⟨

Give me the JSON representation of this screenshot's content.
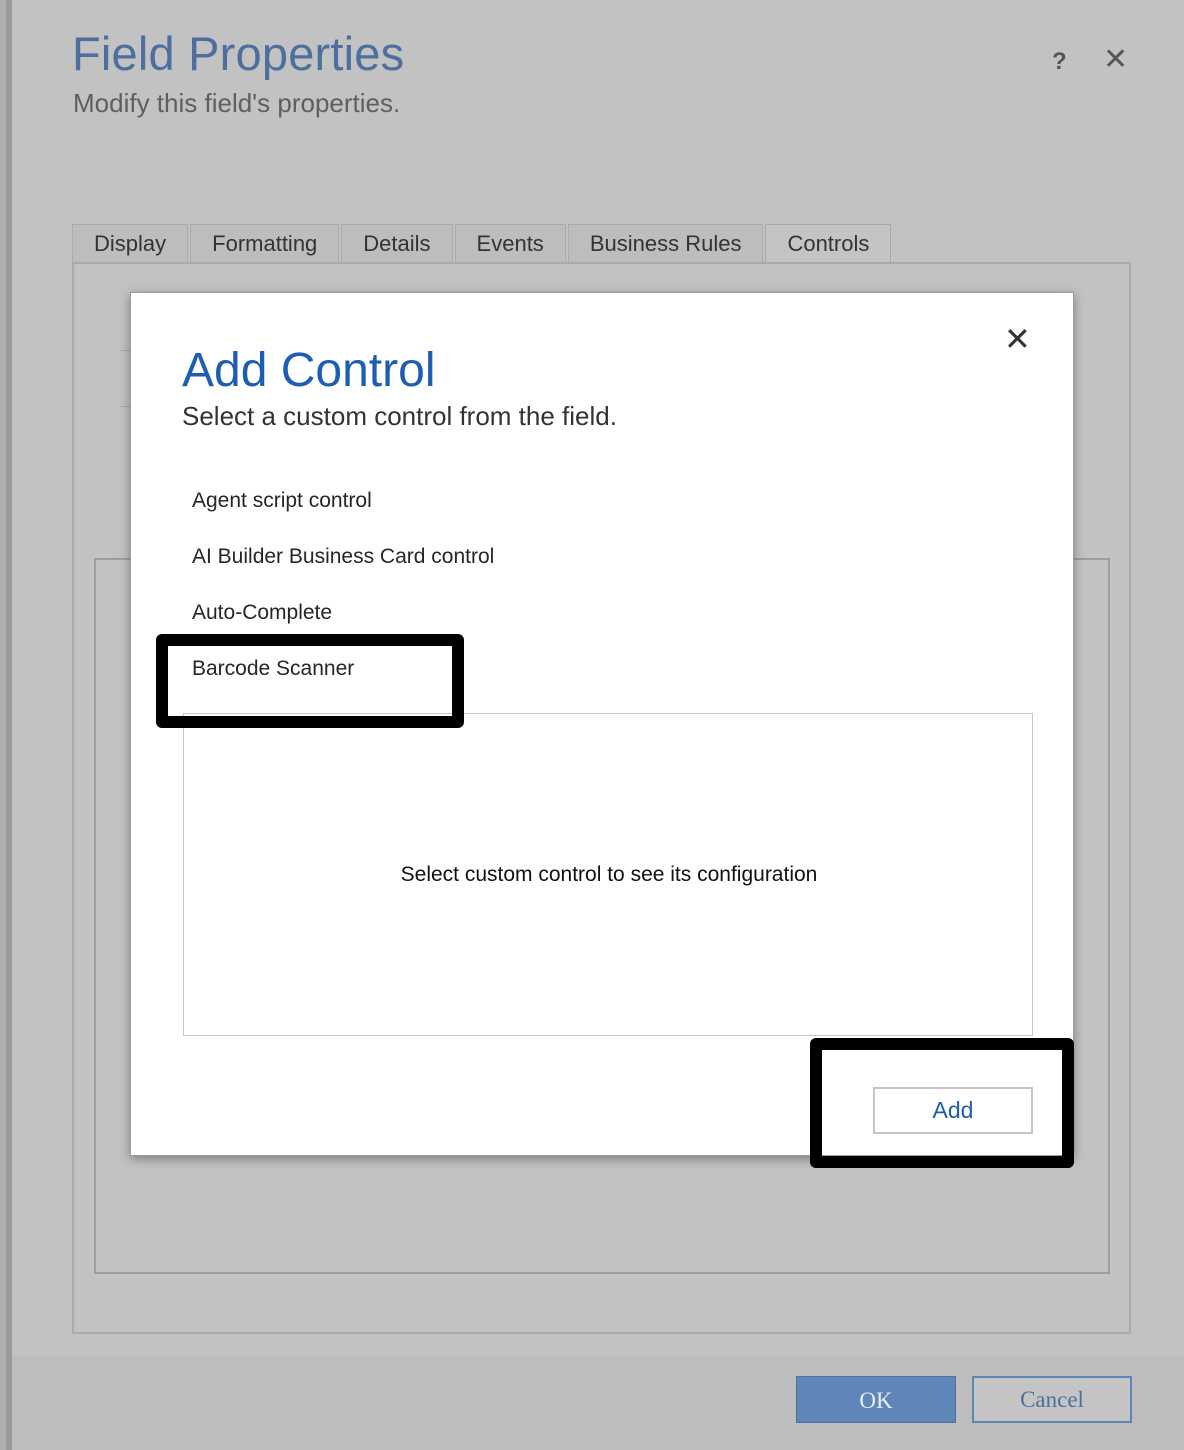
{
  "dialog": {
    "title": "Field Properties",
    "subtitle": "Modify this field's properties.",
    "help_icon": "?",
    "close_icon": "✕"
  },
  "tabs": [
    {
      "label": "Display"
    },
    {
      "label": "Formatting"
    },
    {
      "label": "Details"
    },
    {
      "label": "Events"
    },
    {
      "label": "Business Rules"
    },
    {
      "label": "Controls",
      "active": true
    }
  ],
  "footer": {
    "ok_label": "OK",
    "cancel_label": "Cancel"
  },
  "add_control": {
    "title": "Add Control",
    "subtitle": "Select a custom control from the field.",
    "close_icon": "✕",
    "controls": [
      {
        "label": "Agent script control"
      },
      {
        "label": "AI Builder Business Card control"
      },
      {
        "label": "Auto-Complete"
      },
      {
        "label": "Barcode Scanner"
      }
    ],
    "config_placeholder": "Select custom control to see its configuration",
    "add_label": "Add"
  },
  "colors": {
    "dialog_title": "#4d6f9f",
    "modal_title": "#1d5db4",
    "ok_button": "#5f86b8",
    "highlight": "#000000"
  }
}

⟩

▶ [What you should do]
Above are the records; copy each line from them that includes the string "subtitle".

▶ [Solution]
    "subtitle": "Modify this field's properties.",
    "subtitle": "Select a custom control from the field.",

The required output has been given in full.